UK Release Date: 25th September 2018
Runtime: 103 minutes
Director: Justin MacGregor
Writer: Greg Sestero
Starring: Greg Sestero, Tommy Wiseau, Kristen StephensonPino
Synopsis: A homeless drifter finds work and companionship in the shape of a strange undertaker and then spots a business opportunity that could net the friends millions.
There’s almost no point in reviewing Best F(r)iends: Volume 1. Everyone who might possibly be interested in seeing The Room leading duo Tommy Wiseau and Greg Sestero back together will watch the movie regardless of whether it’s good, bad or bona fide incompetent. And to an extent, this is a film that does get by as a result of the morbid curiosity inherent in seeing these guys share a screen again. Any question of whether there has been an improvement in Wiseau’s ability is answered with his first line of dialogue. “Are you going to stand out there like a Statue of Liberty?” he drawls, as if every word is entirely new to his lips. Yep, we’re back.
This time, though, it’s not Wiseau who’s in the driving seat. In the director’s chair is Justin MacGregor, helming a script by Sestero, who also produces and takes the leading role as Jon – a homeless drifter. He arrives in Los Angeles with nothing except cardboard message boards bearing slogans dubbing him a “stranded time traveler” and declaring that his family has been “kidnapped by ninjas”. The balance of power may have shifted to Sestero, but it’s still Wiseau who dominates as the strange undertaker, Harvey, who takes Jon under his wing. Soon, though, Jon discovers he can make a bit of cash by selling the gold teeth Wiseau collects from corpses, sparking a strange business alliance that devolves into paranoia.
Everything about Best F(r)iends: Volume 1 is bizarre, but not in the enjoyable way Wiseau-Sestero fans may be expecting. It’s a relatively competent movie from a basic filmmaking perspective and certainly has the feel of acceptable gloss that was so sorely lacking from the decidedly DIY The Room.

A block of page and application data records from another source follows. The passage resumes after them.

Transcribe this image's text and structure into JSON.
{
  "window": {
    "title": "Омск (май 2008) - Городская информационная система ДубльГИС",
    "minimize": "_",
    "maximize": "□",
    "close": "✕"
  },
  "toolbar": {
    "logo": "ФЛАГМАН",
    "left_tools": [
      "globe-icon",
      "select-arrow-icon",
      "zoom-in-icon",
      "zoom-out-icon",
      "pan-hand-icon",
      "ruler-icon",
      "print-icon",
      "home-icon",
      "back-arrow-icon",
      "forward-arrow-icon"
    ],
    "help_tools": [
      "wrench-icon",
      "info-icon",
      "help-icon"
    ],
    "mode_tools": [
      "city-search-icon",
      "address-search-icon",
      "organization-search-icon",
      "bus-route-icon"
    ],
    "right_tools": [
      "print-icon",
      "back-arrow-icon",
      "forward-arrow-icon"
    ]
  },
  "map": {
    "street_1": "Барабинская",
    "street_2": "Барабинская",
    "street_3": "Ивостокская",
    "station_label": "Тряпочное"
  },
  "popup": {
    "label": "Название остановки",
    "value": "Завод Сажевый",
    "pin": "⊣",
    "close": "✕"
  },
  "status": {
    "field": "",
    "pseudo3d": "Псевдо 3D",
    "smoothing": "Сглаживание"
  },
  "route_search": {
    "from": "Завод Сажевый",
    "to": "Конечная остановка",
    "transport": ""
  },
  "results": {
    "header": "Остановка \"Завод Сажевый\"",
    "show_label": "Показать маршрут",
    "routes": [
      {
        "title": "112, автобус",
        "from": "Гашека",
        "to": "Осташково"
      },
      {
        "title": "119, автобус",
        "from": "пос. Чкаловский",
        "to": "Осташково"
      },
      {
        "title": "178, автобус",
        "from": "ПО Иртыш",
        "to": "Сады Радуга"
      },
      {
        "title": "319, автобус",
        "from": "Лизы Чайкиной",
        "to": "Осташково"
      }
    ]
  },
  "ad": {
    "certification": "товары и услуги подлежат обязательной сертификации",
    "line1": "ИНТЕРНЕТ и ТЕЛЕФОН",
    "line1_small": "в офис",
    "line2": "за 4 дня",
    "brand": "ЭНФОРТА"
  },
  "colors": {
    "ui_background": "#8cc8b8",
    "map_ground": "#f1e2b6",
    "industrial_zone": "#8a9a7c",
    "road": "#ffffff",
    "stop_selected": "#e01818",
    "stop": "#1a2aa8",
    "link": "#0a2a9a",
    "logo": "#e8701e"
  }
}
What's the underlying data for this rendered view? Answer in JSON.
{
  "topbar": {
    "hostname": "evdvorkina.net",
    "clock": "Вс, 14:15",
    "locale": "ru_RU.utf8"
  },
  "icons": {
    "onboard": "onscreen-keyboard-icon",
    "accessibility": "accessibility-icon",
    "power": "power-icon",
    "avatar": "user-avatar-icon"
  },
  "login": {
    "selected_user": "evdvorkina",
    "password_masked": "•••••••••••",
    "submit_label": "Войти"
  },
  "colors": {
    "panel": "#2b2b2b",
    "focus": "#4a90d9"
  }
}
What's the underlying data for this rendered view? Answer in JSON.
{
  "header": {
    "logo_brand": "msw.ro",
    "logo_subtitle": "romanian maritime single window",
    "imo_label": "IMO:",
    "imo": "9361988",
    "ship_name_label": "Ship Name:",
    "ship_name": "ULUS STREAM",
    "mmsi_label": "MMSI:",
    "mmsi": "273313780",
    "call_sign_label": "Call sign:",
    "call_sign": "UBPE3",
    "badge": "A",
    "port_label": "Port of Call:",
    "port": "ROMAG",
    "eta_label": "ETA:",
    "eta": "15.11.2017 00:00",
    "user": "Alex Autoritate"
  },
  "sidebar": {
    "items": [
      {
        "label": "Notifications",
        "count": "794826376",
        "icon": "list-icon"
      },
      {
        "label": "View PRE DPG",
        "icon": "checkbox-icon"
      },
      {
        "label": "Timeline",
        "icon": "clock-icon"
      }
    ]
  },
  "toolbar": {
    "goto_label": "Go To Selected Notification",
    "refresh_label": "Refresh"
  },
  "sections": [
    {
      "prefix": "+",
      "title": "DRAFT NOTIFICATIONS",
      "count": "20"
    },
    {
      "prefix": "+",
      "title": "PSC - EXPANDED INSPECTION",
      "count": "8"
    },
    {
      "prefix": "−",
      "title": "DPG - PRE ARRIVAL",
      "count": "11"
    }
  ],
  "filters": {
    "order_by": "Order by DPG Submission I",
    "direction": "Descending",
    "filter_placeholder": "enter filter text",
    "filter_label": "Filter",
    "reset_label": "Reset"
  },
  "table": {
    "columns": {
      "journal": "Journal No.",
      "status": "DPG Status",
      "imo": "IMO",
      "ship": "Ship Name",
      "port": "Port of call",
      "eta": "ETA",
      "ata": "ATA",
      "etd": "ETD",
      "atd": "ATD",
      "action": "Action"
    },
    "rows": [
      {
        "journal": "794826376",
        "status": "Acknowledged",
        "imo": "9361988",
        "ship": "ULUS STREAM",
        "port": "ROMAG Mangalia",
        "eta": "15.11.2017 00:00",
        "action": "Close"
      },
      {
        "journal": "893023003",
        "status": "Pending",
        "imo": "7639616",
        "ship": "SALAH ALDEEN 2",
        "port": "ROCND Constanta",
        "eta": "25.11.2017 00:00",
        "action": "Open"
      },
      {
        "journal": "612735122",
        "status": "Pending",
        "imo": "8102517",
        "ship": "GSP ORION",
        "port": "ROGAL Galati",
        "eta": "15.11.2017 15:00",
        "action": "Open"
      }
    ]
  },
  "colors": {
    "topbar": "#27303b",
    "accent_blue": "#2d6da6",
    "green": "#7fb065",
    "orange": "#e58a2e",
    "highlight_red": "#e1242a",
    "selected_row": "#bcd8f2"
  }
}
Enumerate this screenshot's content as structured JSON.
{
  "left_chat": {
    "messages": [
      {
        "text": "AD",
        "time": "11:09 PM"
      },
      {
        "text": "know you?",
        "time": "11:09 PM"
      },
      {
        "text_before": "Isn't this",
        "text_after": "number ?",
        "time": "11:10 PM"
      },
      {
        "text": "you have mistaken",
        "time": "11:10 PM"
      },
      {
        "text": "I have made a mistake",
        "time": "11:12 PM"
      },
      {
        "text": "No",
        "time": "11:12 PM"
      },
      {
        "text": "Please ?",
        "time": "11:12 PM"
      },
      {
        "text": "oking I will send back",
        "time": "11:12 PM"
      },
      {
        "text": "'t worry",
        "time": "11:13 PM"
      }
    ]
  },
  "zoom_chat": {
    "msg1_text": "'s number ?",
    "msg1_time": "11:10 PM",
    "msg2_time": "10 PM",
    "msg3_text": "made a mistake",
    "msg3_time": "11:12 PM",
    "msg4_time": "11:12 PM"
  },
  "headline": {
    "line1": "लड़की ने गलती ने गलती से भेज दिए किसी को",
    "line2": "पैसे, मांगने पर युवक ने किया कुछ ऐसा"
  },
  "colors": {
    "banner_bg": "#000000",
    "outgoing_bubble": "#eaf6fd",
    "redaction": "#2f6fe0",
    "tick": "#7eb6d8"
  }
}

However, Sestero’s story is incredibly weird and supposedly based on “true events” – a road trip the duo took in which the ever-eccentric Wiseau became convinced Sestero was plotting to kill him. It’s clear the movie is shooting for a hybrid of black comedy and neo-noir, but no one involved has the talent to sell that complex genre mishmash.
With that in mind, the movie is altogether more serious and dramatic than The Room, though still prone to bizarre flashes of oddity. There’s a scene in which the duo talk about life while throwing a basketball between them, in a clear homage to the many football sequences in The Room, while there’s always the expectation that every sequence of Wiseau raising his voice will lead to an exclamation that Jon is “tearing me apart”. Without the trappings of The Room‘s quasi-charming egotistical incompetence, all that’s left is the fact that Wiseau is just a bad actor – and that makes Best F(r)iends: Volume 1 more than a little boring.
Devotees of the strange Tommy Wiseau cult of personality will probably find just enough here from their idol to justify the price of a VOD rental. However, for anyone who has never spent an evening lobbing spoons around at the Prince Charles Cinema, this is just a bland attempt at LA noir that’s best left to fade away into obscurity, before the second “volume” of the story even shows up. Best F(r)iends: Volume 1 is a movie in which Wiseau dresses up corpses and claims they’re beautiful, through sheer force of creative enthusiasm. Maybe he isn’t so far from The Room after all.
Pop or Poop?
It’s impossible to divorce Best F(r)iends: Volume 1 from the fact it marks the long-awaited reunion of the stars of The Room, 15 years after they accidentally delivered the ultimate cult classic. Unfortunately, it’s a dull and unimaginative ride that is just a little too competent to boast the same appeal. In fact, the worst thing is that there’s a second volume already in the can and on the way.
Do you agree with my review? Let me know in the comments section.
Best F(r)iends: Volume 1 is available on VOD platforms in the UK and worldwide from September 25.